So, I can tell you that it took me about 3 months to earn my PPL at a local flight school, including the amount of time it took my to build 78+ hours to become eligible for ATP’s Credit for Private Fast Track Program.
Once at ATP, I believe it took me about 5 months to finish the program. Then I Instructed for ATP for about a 1.5 years, totaling to about 2.5ish years total from start to finish.
Then I flew for Horizon Air for 4 years and 8 months. I upgraded to Captain on the E175 in about 2 years while at Horizon.
I just started new hire training at Alaska on the 737 last week. So it took me about 8 years to get to where I am.
That said, this is my timeline. I could have gone to an aviation college. That would have added 4 years to my timeline. I could have instructed at a different flight school which could have also added to my timeline. I could have chosen to build my time doing something completely different from instructing. Or, consider a more recent ATP grad with 1500 hours and they are getting hired at Frontier or Spirit, skipping the regionals altogether. If that had been me I could have had an A320 type rating in about 2.5 - 3 years.
There are just too many unknowns that can dictate how long it takes someone to earn a 737 type rating or equivalent. It depends on where you go to school, how you choose to build your flight time, who hires you…it also depends on the demand for pilots which is also tied to the economy.
If you’re looking at the ATP program though, that program is 7 months. If you’re successful in the program and teach for ATP afterwards, you could have 1500 hours in as little as 18-24 months. From there, the rest of your timeline will depend on where you want to fly next and who ultimately hires you.
Thank you so much and one more question is it pretty hard studying for the e175 and just studying for aviation at atp and is there people to give you one on one if you need extra help ?

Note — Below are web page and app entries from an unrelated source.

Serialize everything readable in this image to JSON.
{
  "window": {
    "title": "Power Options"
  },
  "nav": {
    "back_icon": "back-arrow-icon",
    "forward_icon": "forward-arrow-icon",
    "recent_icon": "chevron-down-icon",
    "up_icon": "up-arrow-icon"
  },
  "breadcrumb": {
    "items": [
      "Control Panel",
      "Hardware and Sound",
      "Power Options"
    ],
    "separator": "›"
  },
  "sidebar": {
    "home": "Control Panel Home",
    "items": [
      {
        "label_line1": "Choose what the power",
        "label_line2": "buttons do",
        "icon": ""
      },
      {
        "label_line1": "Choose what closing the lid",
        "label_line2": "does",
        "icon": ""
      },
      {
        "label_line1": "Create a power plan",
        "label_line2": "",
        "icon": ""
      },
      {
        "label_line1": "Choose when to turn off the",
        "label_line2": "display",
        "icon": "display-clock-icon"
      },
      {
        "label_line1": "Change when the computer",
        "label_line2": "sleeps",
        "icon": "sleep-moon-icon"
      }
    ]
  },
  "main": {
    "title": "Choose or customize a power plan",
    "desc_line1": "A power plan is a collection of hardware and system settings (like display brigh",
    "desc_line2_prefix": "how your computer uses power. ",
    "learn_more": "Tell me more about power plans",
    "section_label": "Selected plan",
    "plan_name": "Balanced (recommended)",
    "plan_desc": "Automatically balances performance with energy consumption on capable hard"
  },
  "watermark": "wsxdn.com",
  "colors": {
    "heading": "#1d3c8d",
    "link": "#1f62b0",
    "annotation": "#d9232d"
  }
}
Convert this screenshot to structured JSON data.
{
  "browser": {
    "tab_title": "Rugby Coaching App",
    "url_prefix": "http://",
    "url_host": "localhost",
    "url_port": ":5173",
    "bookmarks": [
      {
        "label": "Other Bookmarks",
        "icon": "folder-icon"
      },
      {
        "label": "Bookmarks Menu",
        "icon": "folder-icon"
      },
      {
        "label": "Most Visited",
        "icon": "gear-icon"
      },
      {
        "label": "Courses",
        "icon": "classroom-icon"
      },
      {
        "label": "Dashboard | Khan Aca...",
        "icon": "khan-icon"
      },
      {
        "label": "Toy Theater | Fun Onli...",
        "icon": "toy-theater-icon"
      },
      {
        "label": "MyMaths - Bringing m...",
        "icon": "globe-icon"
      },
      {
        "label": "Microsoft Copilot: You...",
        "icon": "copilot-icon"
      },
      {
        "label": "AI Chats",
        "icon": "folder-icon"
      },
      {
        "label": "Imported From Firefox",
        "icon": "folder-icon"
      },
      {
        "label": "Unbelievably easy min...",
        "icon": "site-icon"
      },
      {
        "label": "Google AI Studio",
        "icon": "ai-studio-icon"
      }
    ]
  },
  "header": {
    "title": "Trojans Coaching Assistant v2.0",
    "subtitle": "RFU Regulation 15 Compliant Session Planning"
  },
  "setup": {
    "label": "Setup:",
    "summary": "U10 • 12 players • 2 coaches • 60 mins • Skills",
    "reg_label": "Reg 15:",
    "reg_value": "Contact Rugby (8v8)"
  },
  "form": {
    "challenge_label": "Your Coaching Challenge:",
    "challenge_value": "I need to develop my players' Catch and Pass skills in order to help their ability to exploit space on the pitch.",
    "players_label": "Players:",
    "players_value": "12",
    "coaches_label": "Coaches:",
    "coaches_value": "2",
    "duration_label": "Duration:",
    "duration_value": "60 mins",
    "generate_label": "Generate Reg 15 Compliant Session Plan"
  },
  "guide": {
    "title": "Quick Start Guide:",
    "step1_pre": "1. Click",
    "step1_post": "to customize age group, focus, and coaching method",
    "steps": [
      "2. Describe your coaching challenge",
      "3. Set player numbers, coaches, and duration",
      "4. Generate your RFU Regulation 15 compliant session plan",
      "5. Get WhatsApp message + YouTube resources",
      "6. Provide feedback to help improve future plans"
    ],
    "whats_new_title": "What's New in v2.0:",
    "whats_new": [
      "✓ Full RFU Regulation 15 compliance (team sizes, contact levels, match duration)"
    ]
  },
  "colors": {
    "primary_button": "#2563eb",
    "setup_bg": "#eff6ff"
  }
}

If u got a owi when u where 17 and have not get any more things on your record could u fly for the Regionals or even majors
Yes to all.
Firstly, aviation, while fun, is very hard to learn at first. If it were easy than anyone could become a pilot. As hard as aviation already is, ATP compresses what normally takes 4 years to learn into 7 months. That alone makes it even harder.
The reason for this is because the pace is on par with the pace of new hire training at an airline. Like I mentioned, I am in ground school at Alaska right now. We just finished learning about the aircraft systems in one week and we are already getting tested on our systems knowledge in 4 days.
The E175 is a very different airplane from the B737. Having just completed B737 systems ground school, I can tell you that it is very much a pilot’s airplane, whereas the E175 is more of a computer programmer’s or a pilot monitoring airplane. Let’s just say that I didn’t truly know how spoiled I was when I flew the E175. Learning to fly the 175 for the first time was still hard, but once I figured it out it was relatively easy, but just in a very different way from most airliners.
To answer your other question about receiving one-on-one help, yes. Your Instructor is there to help, for sure. That said, the reason that ATP is able to condense their training program into 7 months is because most of the ground school is conducted online. It is primarily a self-study curriculum. However, as I said before, your Instructor will also provide in-person ground. They are the ones that endorse the students for the checkrides. The only way to know if a student is ready is to test them in-person.
In regards to your other question about your record, if that is the only offense and you are honest about it and take full responsibility then you should be fine. Ideally you want to have at least 10 years from the date of the event. I always recommend reaching out to the airlines themselves just to be sure.
No problem, Luke. Any other questions, please ask.